Besides having conversations with Lynn and Dominic, sources I consulted included the book Inside the Minstrel Mask, by Mel Watkins (Wesleyan University Press, 1996). I also watched Spike Lee’s Bamboozled, an incredibly profound and moving satire of minstrelsy. Minstrelsy is generally believed to have begun in the 1830s, consisting of skits, musical numbers, and variety acts, performed by whites in black face. T.D. Rice is credited with developing the original minstrel show with his signature “Jump Jim Crow” song and dance number.
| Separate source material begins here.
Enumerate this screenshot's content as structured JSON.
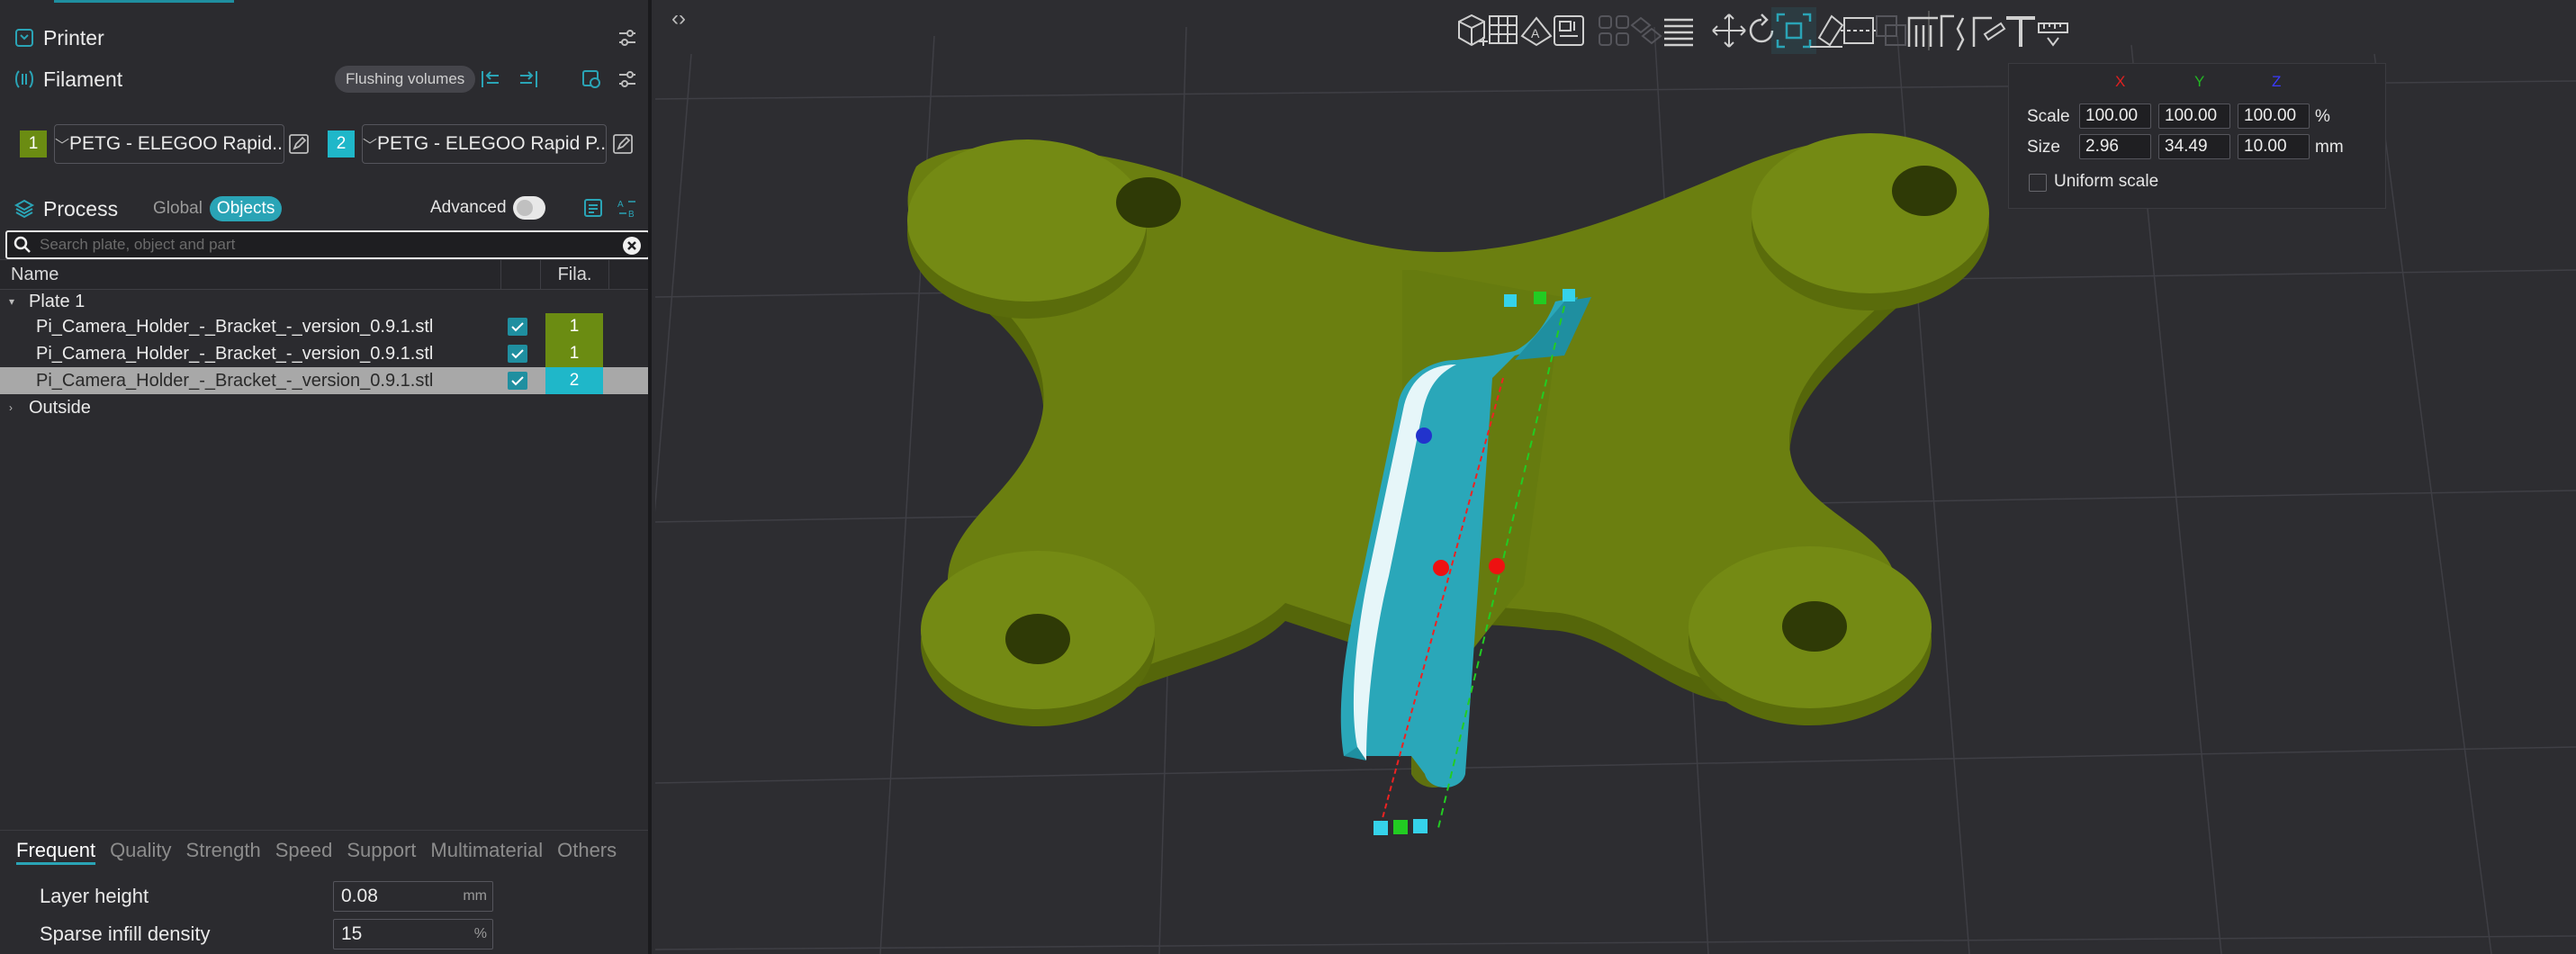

Besides the fascinating history of this purely American entertainment, I was interested in the structure of the minstrel show, since I had already been exploring the three-part structure. The minstrel show consisted of three performers: an interlocutor, who was sort of a moderator or straight man, and his end men, Tambo and Bones, who played the tambourine and “bones” (rattled bone castanets or bones) respectively. So it was a nice surprise to find out that The Impotent General, although nothing like a minstrel show, did share some of its formal ideas. It was satisfying to know that the oddball structure that I had found for The Impotent General has historical precedence in early American theater. Now I can actually claim I knew what I was doing all along.
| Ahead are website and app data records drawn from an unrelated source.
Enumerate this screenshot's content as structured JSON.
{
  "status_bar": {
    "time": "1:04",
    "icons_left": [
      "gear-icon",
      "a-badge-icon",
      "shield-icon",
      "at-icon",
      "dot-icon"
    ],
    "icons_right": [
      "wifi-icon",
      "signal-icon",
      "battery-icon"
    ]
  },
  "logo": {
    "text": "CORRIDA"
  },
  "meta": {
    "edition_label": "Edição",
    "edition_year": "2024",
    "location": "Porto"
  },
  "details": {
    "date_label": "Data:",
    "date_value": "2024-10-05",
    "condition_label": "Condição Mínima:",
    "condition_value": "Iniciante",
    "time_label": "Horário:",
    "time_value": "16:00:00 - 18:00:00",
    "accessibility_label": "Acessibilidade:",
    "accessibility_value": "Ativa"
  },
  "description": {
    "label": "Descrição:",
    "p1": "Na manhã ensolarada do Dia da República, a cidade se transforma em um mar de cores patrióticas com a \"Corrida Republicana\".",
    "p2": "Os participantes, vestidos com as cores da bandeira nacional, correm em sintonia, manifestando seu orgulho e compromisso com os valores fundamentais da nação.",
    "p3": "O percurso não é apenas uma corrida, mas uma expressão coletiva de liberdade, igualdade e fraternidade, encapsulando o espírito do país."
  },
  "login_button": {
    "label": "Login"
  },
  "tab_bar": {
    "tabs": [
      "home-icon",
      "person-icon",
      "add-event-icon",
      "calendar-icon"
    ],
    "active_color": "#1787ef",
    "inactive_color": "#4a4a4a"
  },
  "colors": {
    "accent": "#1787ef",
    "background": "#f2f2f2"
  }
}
In our final America-in-Play project, I decide to use the minstrel structure to create a wholly modern play and comment on current politics by focusing on New Orleans and the disaster that followed Hurricane Katrina. The play, Waiting for Minstrel, used the popular minstrel song Old Dan Tucker to satirize the government response to New Orleans. Another aspect of the minstrel show was the stump speech, a comic speech filled with malapropisms. In Waitng…, a visitor from FEMA delivers an absurd and insensitive stump speech to the “good people of New Orleans.” Another aspect of the minstrel show was to parody highbrow entertainment, particularly the British stuff, so in Waiting…. Tambo and Bones read an excerpt from the new Tom Stopit play, Snooze of Utopia.
In my first draft of the play I used period slang, and that didn’t come across very well, especially considering I was writing a modern version. It felt like a bad imitation of a minstrel show. After discussions with Lynn, I decided to use contemporary language, and that made the piece modern while clearly referencing the minstrel show. Also, all the characters in my piece were women, and the actress who played the interlocutor was African American. It was exciting to use the formal devices of the minstrel show while commenting on the current state of political affairs (particularly in relation to African Americans), while turning the genre on its head.